Higher conversion rates. Typically, HTML emails have higher rates of conversion when compared to their plain text counterparts in industries such as eCommerce.
Visually appealing emails can be easily accomplished by incorporating brand images, logos, links, and colors into HTML emails.
Dynamic and personalized emails. With the information you collect about clients' interests, you have the power to send custom content straight to their inbox. Matched with the variety of formatting options in HTML, the resulting possibilities are endless.
Emails are easier to scan because HTML based emails can be organized efficiently into digestible sections.
Clickable links and buttons allow your audience to quickly and easily take action upon receiving your message.
The ability to track open rates exists only when HTML is used. When attempting to gauge the success of your campaign, it is necessary to consider open rates. Click-tracking can be enabled through HTML to understand what your audience clicks.
What happens when we compare basic HTML to complex HTML emails? Does this difference affect your subscribers?
In a study done by ProImpact7, two similar emails were tested on 100,000 opt-in users to determine which copy was more effective in engaging customers.
The content of the emails remained the same, while they differed in the way they were presented. The content of Version A was presented using rich HTML — clickable links, buttons, graphics, and multiple-column format. Version B was presented in basic HTML — clickable links, and basic text formatting.
In the following image, which copy do you think was more successful - Version A or Version B?
If you said Version B, you guessed correctly; it was more effective in engaging customers. Compared to the HTML-rich Version A, the basic HTML utilized in Version B increased visits to the website by 194.51%.
In a similar study done by HubSpot, the authors found that the more HTML-rich an email is, the lower the open rate. The authors compared an email written in basic HTML to emails with varying levels of HTML.
One thing was consistent: messages with simpler HTML had higher open rates than HTML rich emails. Why?
The HTML-heavy emails were less likely to arrive in a user's primary inbox due to various filters set up by email providers.
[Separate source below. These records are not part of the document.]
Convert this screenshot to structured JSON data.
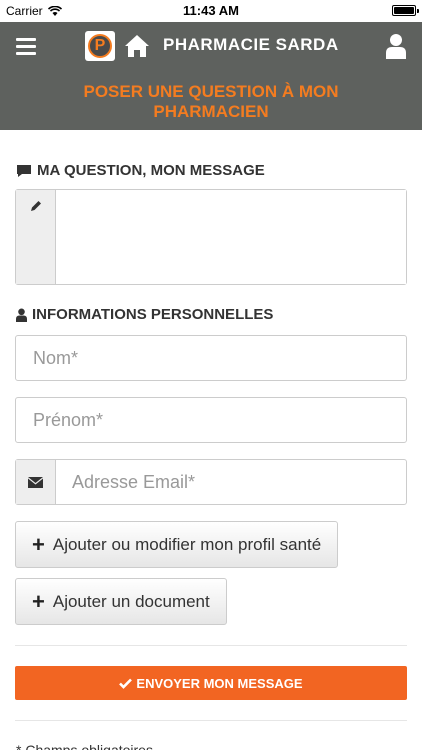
{
  "status_bar": {
    "carrier": "Carrier",
    "time": "11:43 AM",
    "battery_level": 1.0
  },
  "header": {
    "logo_letter": "P",
    "title": "PHARMACIE SARDA",
    "subtitle_line1": "POSER UNE QUESTION À MON",
    "subtitle_line2": "PHARMACIEN"
  },
  "message_section": {
    "title": "MA QUESTION, MON MESSAGE",
    "icon": "comment-icon",
    "edit_icon": "pencil-icon",
    "value": ""
  },
  "personal_section": {
    "title": "INFORMATIONS PERSONNELLES",
    "icon": "user-icon",
    "nom_placeholder": "Nom*",
    "prenom_placeholder": "Prénom*",
    "email_placeholder": "Adresse Email*",
    "email_icon": "envelope-icon"
  },
  "actions": {
    "profile_button": "Ajouter ou modifier mon profil santé",
    "document_button": "Ajouter un document",
    "send_button": "ENVOYER MON MESSAGE"
  },
  "footer": {
    "partial_text": "* Champs obligatoires"
  },
  "colors": {
    "header_bg": "#5e615e",
    "accent": "#f47c20",
    "primary_button": "#f26522"
  }
}
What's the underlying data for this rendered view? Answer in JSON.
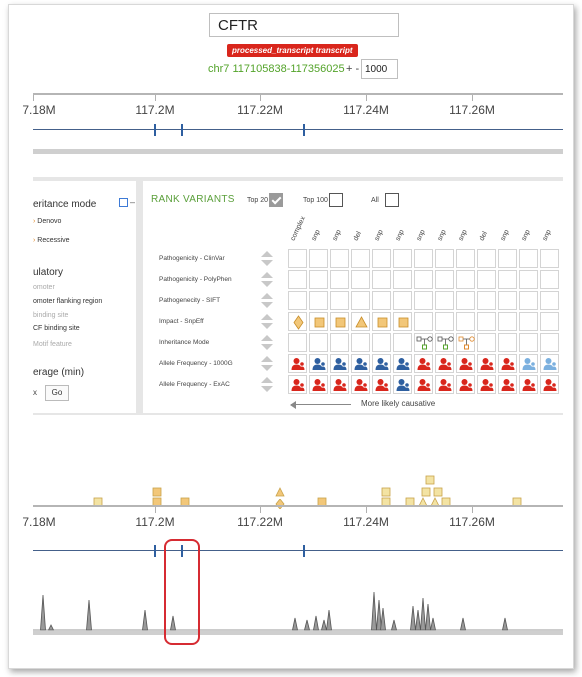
{
  "header": {
    "gene": "CFTR",
    "transcript_badge": "processed_transcript transcript",
    "region": "chr7 117105838-117356025",
    "plus_minus": "+ -",
    "padding_value": "1000"
  },
  "axis_labels": [
    "7.18M",
    "117.2M",
    "117.22M",
    "117.24M",
    "117.26M"
  ],
  "filters": {
    "header_items": [
      {
        "cls": "lp-h",
        "text": "eritance mode"
      },
      {
        "cls": "lp-s",
        "text": "Denovo",
        "dot": "›"
      },
      {
        "cls": "lp-s",
        "text": "Recessive",
        "dot": "›"
      },
      {
        "cls": "lp-h",
        "text": "ulatory"
      },
      {
        "cls": "lp-f",
        "text": "omoter"
      },
      {
        "cls": "lp-s",
        "text": "omoter flanking region"
      },
      {
        "cls": "lp-f",
        "text": "binding site"
      },
      {
        "cls": "lp-s",
        "text": "CF binding site"
      },
      {
        "cls": "lp-f",
        "text": "Motif feature"
      },
      {
        "cls": "lp-h",
        "text": "erage (min)"
      }
    ],
    "coverage_prefix": "x",
    "go_label": "Go"
  },
  "rank": {
    "title": "RANK VARIANTS",
    "options": [
      {
        "label": "Top 20",
        "checked": true
      },
      {
        "label": "Top 100",
        "checked": false
      },
      {
        "label": "All",
        "checked": false
      }
    ],
    "columns": [
      "complex",
      "snp",
      "snp",
      "del",
      "snp",
      "snp",
      "snp",
      "snp",
      "snp",
      "del",
      "snp",
      "snp",
      "snp"
    ],
    "rows": [
      {
        "label": "Pathogenicity - ClinVar",
        "cells": [
          "",
          "",
          "",
          "",
          "",
          "",
          "",
          "",
          "",
          "",
          "",
          "",
          ""
        ]
      },
      {
        "label": "Pathogenicity - PolyPhen",
        "cells": [
          "",
          "",
          "",
          "",
          "",
          "",
          "",
          "",
          "",
          "",
          "",
          "",
          ""
        ]
      },
      {
        "label": "Pathogenecity - SIFT",
        "cells": [
          "",
          "",
          "",
          "",
          "",
          "",
          "",
          "",
          "",
          "",
          "",
          "",
          ""
        ]
      },
      {
        "label": "Impact - SnpEff",
        "cells": [
          "diamond",
          "square",
          "square",
          "triangle",
          "square",
          "square",
          "",
          "",
          "",
          "",
          "",
          "",
          ""
        ]
      },
      {
        "label": "Inheritance Mode",
        "cells": [
          "",
          "",
          "",
          "",
          "",
          "",
          "pedigree",
          "pedigree",
          "pedigree-o",
          "",
          "",
          "",
          ""
        ]
      },
      {
        "label": "Allele Frequency - 1000G",
        "cells": [
          "person-red",
          "person-blue",
          "person-blue",
          "person-blue",
          "person-blue",
          "person-blue",
          "person-red",
          "person-red",
          "person-red",
          "person-red",
          "person-red",
          "person-lblue",
          "person-lblue"
        ]
      },
      {
        "label": "Allele Frequency - ExAC",
        "cells": [
          "person-red",
          "person-red",
          "person-red",
          "person-red",
          "person-red",
          "person-blue",
          "person-red",
          "person-red",
          "person-red",
          "person-red",
          "person-red",
          "person-red",
          "person-red"
        ]
      }
    ],
    "causative_label": "More likely causative"
  },
  "colors": {
    "green": "#5a9f3a",
    "red": "#d9261c",
    "blue_person": "#2e5fa0",
    "light_blue_person": "#7bb0df",
    "orange": "#e0a040",
    "impact_fill": "#f2c779",
    "variant_yellow": "#f3e3a3"
  }
}
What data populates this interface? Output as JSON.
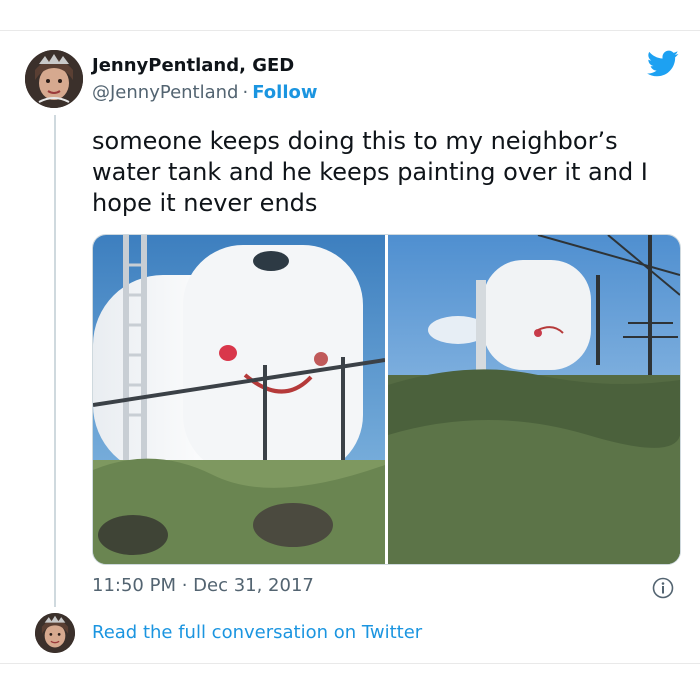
{
  "author": {
    "display_name": "JennyPentland, GED",
    "handle": "@JennyPentland",
    "separator": "·",
    "follow_label": "Follow"
  },
  "tweet": {
    "text": "someone keeps doing this to my neighbor’s water tank and he keeps painting over it and I hope it never ends",
    "timestamp": "11:50 PM · Dec 31, 2017"
  },
  "footer": {
    "read_more_label": "Read the full conversation on Twitter"
  },
  "icons": {
    "brand": "twitter-bird-icon",
    "info": "info-icon"
  },
  "colors": {
    "link": "#1b95e0",
    "twitter_blue": "#1da1f2",
    "secondary_text": "#536471"
  }
}
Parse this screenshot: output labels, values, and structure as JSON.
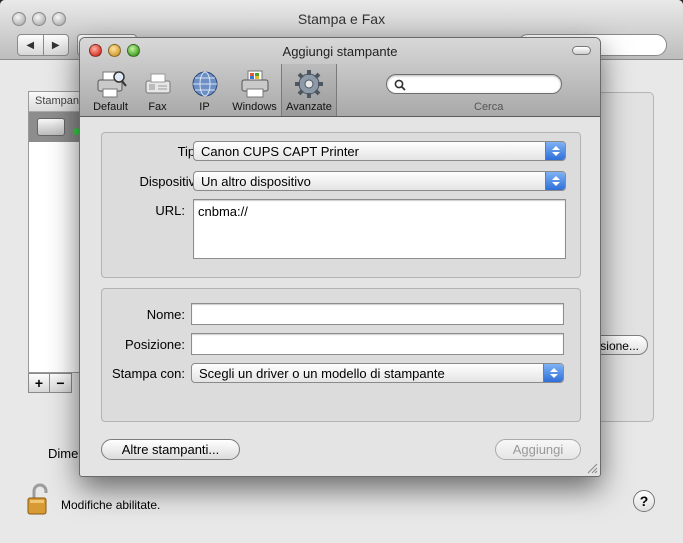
{
  "background_window": {
    "title": "Stampa e Fax",
    "printer_list_header": "Stampan",
    "options_button_partial": "sione...",
    "default_label_partial": "Dime",
    "lock_label": "Modifiche abilitate.",
    "help_glyph": "?",
    "add_glyph": "+",
    "remove_glyph": "−",
    "back_glyph": "◀",
    "forward_glyph": "▶"
  },
  "dialog": {
    "title": "Aggiungi stampante",
    "toolbar": [
      {
        "label": "Default",
        "icon": "printer-magnifier-icon"
      },
      {
        "label": "Fax",
        "icon": "fax-icon"
      },
      {
        "label": "IP",
        "icon": "globe-icon"
      },
      {
        "label": "Windows",
        "icon": "windows-printer-icon"
      },
      {
        "label": "Avanzate",
        "icon": "gear-icon",
        "selected": true
      }
    ],
    "search": {
      "placeholder": "",
      "caption": "Cerca"
    },
    "section1": {
      "tipo_label": "Tipo:",
      "tipo_value": "Canon CUPS CAPT Printer",
      "dispositivo_label": "Dispositivo:",
      "dispositivo_value": "Un altro dispositivo",
      "url_label": "URL:",
      "url_value": "cnbma://"
    },
    "section2": {
      "nome_label": "Nome:",
      "nome_value": "",
      "posizione_label": "Posizione:",
      "posizione_value": "",
      "stampa_con_label": "Stampa con:",
      "stampa_con_value": "Scegli un driver o un modello di stampante"
    },
    "buttons": {
      "more_printers": "Altre stampanti...",
      "add": "Aggiungi"
    }
  },
  "colors": {
    "popup_arrow_blue": "#2f6fd8",
    "close_red": "#d93b2c",
    "minimize_yellow": "#d4a13b",
    "zoom_green": "#4aa52b"
  }
}
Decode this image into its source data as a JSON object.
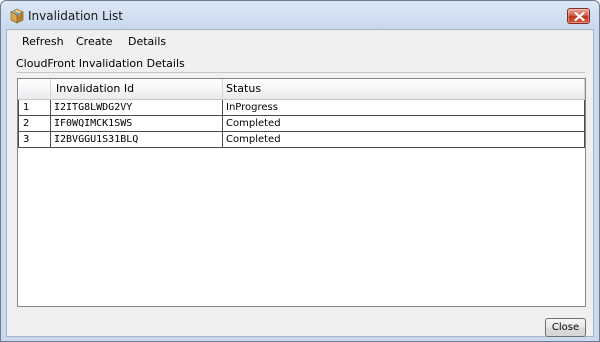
{
  "window": {
    "title": "Invalidation List",
    "icon": "package-box-icon"
  },
  "menu": {
    "refresh": "Refresh",
    "create": "Create",
    "details": "Details"
  },
  "section": {
    "title": "CloudFront Invalidation Details"
  },
  "table": {
    "columns": {
      "number": "",
      "invalidation_id": "Invalidation Id",
      "status": "Status"
    },
    "rows": [
      {
        "num": "1",
        "id": "I2ITG8LWDG2VY",
        "status": "InProgress"
      },
      {
        "num": "2",
        "id": "IF0WQIMCK1SWS",
        "status": "Completed"
      },
      {
        "num": "3",
        "id": "I2BVGGU1S31BLQ",
        "status": "Completed"
      }
    ]
  },
  "buttons": {
    "close": "Close"
  },
  "colors": {
    "title_bar": "#c9d9ee",
    "close_button_red": "#c1321a",
    "dialog_background": "#f0f0f0",
    "table_border": "#4c4c4c"
  }
}
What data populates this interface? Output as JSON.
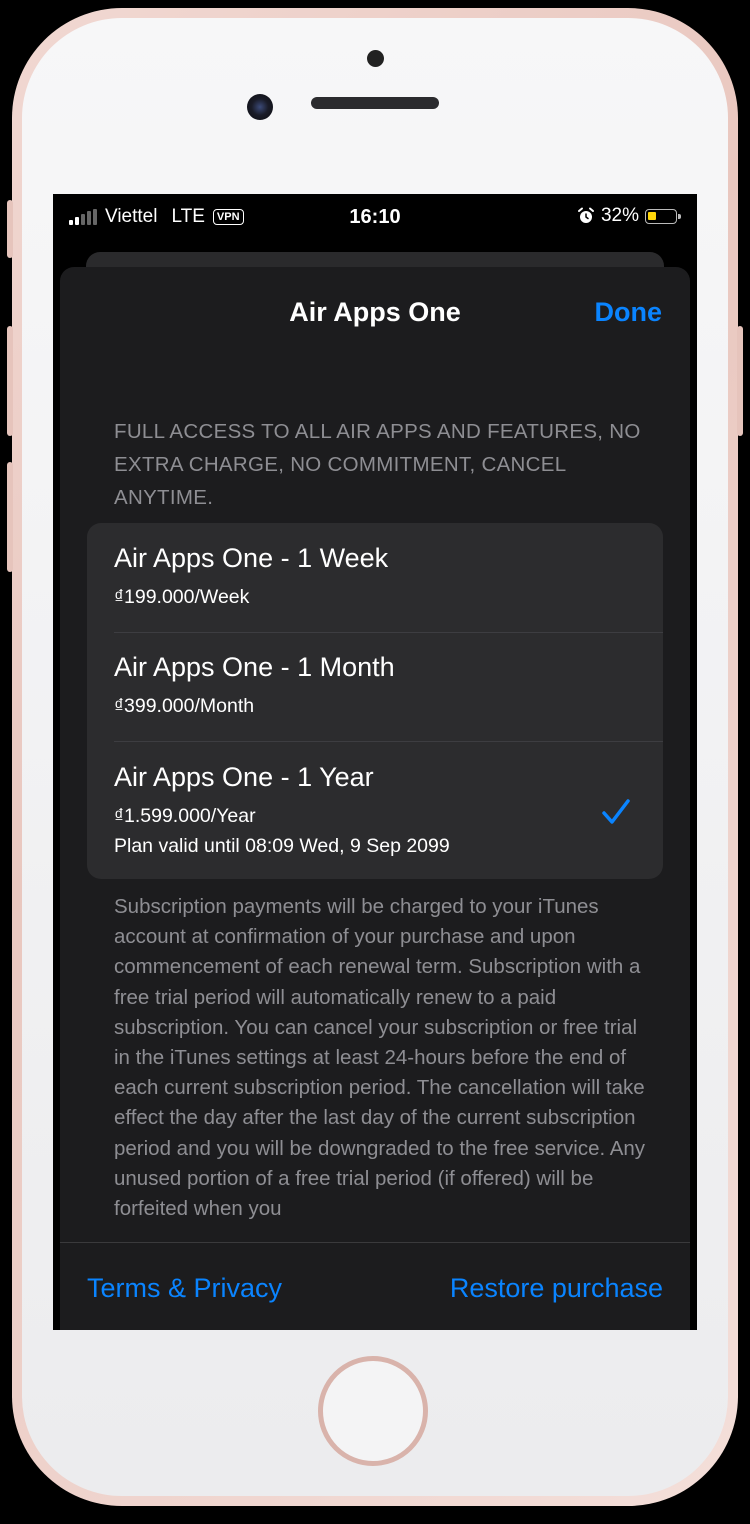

In the following example, a basic HTML template was compared with an HTML-heavy template. By increasing the amount of HTML in the email, the open rate decreased by 23%.
One of the reasons for this difference might be that light HTML can help you to get your emails delivered to the Gmail primary tab.
While both options have specific strengths and weaknesses, how do you know which approach is better for your audience?
Get to know the interests and preferences of your audience in the following ways:
Engage your audience by asking for their input about what they would like to see in their inbox
Use a form to collect your users' preferences when they initially sign up on your website
Create and issue a survey to your email list to gather information
Include "Yes" and "No" buttons, or a rating scale to allow users the opportunity to quickly provide feedback on the email
If you are still in doubt about which approach to take, then test, test, test.
The integration of HTML into email marketing allows for advanced personalization of content. Now, dynamic content that is behavior-based, for example, can be readily distributed to your subscribers. It's now easier than ever to tailor your messages based on users' preferences, making it clear that HTML is here to stay.
Plain text still has a purpose, but according to Mathew Sweezey, the author of Marketing Automation for Dummies, it is recommended to reserve plain text for one-on-one messages with your audience.
With the endless possibilities to produce personalized, dynamic content, the future of email marketing seems to be paved with HTML.
This article is the first piece in our series about email design. Below, you can check out other articles, all dealing with specific topics.
In the forthcoming 9 articles, we'll go through the ins and outs of email design to help non-technical email marketers understand HTML email like never before.
Subscribe to our newsletter in the footer below and get the freshest blog posts delivered to your inbox every week!